_Action item_
Among the lines of the listing below, count those with the string "link". Give the number and no commentary.

_Given information_
----

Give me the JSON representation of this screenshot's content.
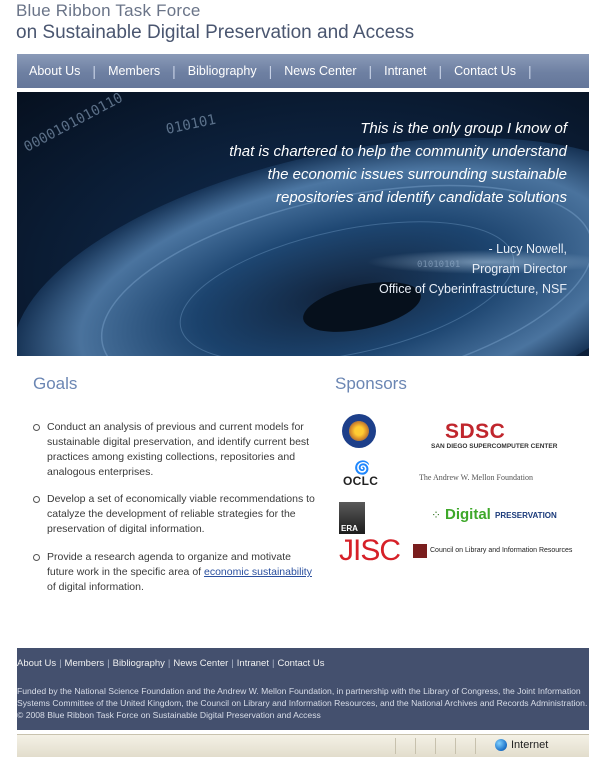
{
  "header": {
    "title_line1": "Blue Ribbon Task Force",
    "title_line2": "on Sustainable Digital Preservation and Access"
  },
  "nav": {
    "items": [
      "About Us",
      "Members",
      "Bibliography",
      "News Center",
      "Intranet",
      "Contact Us"
    ]
  },
  "hero": {
    "quote": [
      "This is the only group I know of",
      "that is chartered to help the community understand",
      "the economic issues surrounding sustainable",
      "repositories and identify candidate solutions"
    ],
    "attribution": [
      "- Lucy Nowell,",
      "Program Director",
      "Office of Cyberinfrastructure, NSF"
    ],
    "binary_text": [
      "0000101010110",
      "010101",
      "01010101"
    ]
  },
  "goals": {
    "title": "Goals",
    "items": [
      {
        "text": "Conduct an analysis of previous and current models for sustainable digital preservation, and identify current best practices among existing collections, repositories and analogous enterprises."
      },
      {
        "text": "Develop a set of economically viable recommendations to catalyze the development of reliable strategies for the preservation of digital information."
      },
      {
        "before": "Provide a research agenda to organize and motivate future work in the specific area of ",
        "link": "economic sustainability",
        "after": " of digital information."
      }
    ]
  },
  "sponsors": {
    "title": "Sponsors",
    "sdsc": "SDSC",
    "sdsc_sub": "SAN DIEGO SUPERCOMPUTER CENTER",
    "oclc": "OCLC",
    "mellon": "The Andrew W. Mellon Foundation",
    "era": "ERA",
    "digital_preservation": "Digital",
    "digital_preservation_2": "PRESERVATION",
    "jisc": "JISC",
    "clir": "Council on Library and Information Resources"
  },
  "footer": {
    "nav": [
      "About Us",
      "Members",
      "Bibliography",
      "News Center",
      "Intranet",
      "Contact Us"
    ],
    "funding_lines": [
      "Funded by the National Science Foundation and the Andrew W. Mellon Foundation, in partnership with the Library of Congress, the Joint Information",
      "Systems Committee of the United Kingdom, the Council on Library and Information Resources, and the National Archives and Records Administration."
    ],
    "copyright": "© 2008 Blue Ribbon Task Force on Sustainable Digital Preservation and Access"
  },
  "statusbar": {
    "zone": "Internet"
  },
  "colors": {
    "nav_bg": "#6e80a2",
    "heading": "#6b86b3",
    "footer_bg": "#44506e",
    "link": "#2a4f9e"
  }
}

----

_Output of the task_
2